WASHINGTON (Reuters) - The White House is expected to tell the Pentagon in coming days how to implement a ban on transgender people in the military, according to a memo that says the defense secretary may decide whether to remove service members based on their ability to deploy, a U.S. official said on Wednesday.
The two-and-a-half-page White House document gives Defense Secretary Jim Mattis six months to fully implement the ban, according to a story first reported by The Wall Street Journal and confirmed by the official.
It also directs the Defense Department to deny admittance to transgender individuals and to stop spending on medical treatment regimens for those currently serving, the Journal reported, citing U.S. officials.
Mattis is expected to consider “deployability” - meaning the ability to serve in a war zone, participate in exercises or live for months on a ship - as the main legal reason to decide whether to separate service members from the military, the Journal reported.
President Donald Trump said on Twitter on July 26 that the U.S. government “will not accept or allow transgender individuals to serve in any capacity” in the military, a reversal of Pentagon policy.
The surprise announcement, citing healthcare costs and unit disruption, appealed to some in Trump’s conservative political base but created uncertainty for thousands of transgender service members, many of whom came out after the Pentagon said in 2016 it would allow transgender people to serve openly.
Five transgender members of the U.S. military including Iraq and Afghanistan war veterans sued Trump earlier this month, saying that the ban was made without consulting senior military commanders. It named as defendants Trump, Mattis and other military leaders including Joseph Dunford, chairman of the Joint Chiefs of Staff.

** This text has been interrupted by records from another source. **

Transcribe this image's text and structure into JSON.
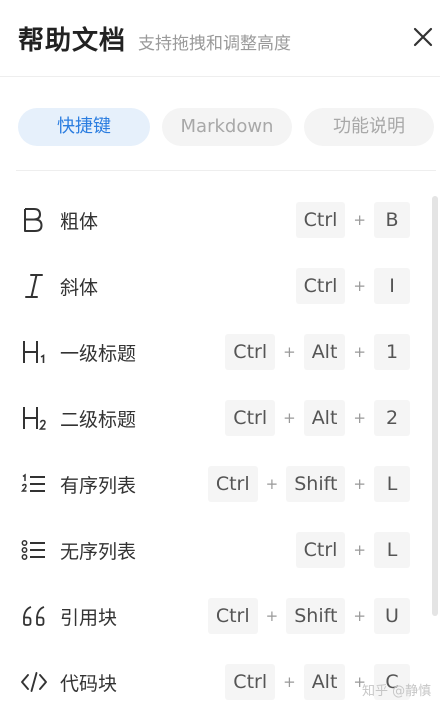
{
  "header": {
    "title": "帮助文档",
    "subtitle": "支持拖拽和调整高度"
  },
  "tabs": [
    {
      "label": "快捷键",
      "active": true
    },
    {
      "label": "Markdown",
      "active": false
    },
    {
      "label": "功能说明",
      "active": false
    }
  ],
  "shortcuts": [
    {
      "icon": "bold-icon",
      "label": "粗体",
      "keys": [
        "Ctrl",
        "B"
      ]
    },
    {
      "icon": "italic-icon",
      "label": "斜体",
      "keys": [
        "Ctrl",
        "I"
      ]
    },
    {
      "icon": "heading-1-icon",
      "label": "一级标题",
      "keys": [
        "Ctrl",
        "Alt",
        "1"
      ]
    },
    {
      "icon": "heading-2-icon",
      "label": "二级标题",
      "keys": [
        "Ctrl",
        "Alt",
        "2"
      ]
    },
    {
      "icon": "ordered-list-icon",
      "label": "有序列表",
      "keys": [
        "Ctrl",
        "Shift",
        "L"
      ]
    },
    {
      "icon": "unordered-list-icon",
      "label": "无序列表",
      "keys": [
        "Ctrl",
        "L"
      ]
    },
    {
      "icon": "quote-icon",
      "label": "引用块",
      "keys": [
        "Ctrl",
        "Shift",
        "U"
      ]
    },
    {
      "icon": "code-icon",
      "label": "代码块",
      "keys": [
        "Ctrl",
        "Alt",
        "C"
      ]
    }
  ],
  "key_separator": "+",
  "watermark": "知乎 @静慎"
}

Dunford said in a memo a day after Trump’s tweets that there would be no change in policy until Mattis received an official order from the president.
Stephen Peters at the Human Rights Campaign, an advocacy group for LGBTQ rights, responded in a tweet: “This proves @realdonaldtrump knows nothing about what it means to be #transgender or to serve in the military. Trans service members already do deploy, proving repeatedly what matters is their ability to accomplish the mission, not gender identity.”
The Obama administration, which ended the transgender ban in 2016, allowed currently serving transgender personnel to immediately begin serving openly but set July 1, 2017, as the start of new enlistments by openly transgender people.
Reporting by Eric Walsh; Editing by Leslie Adler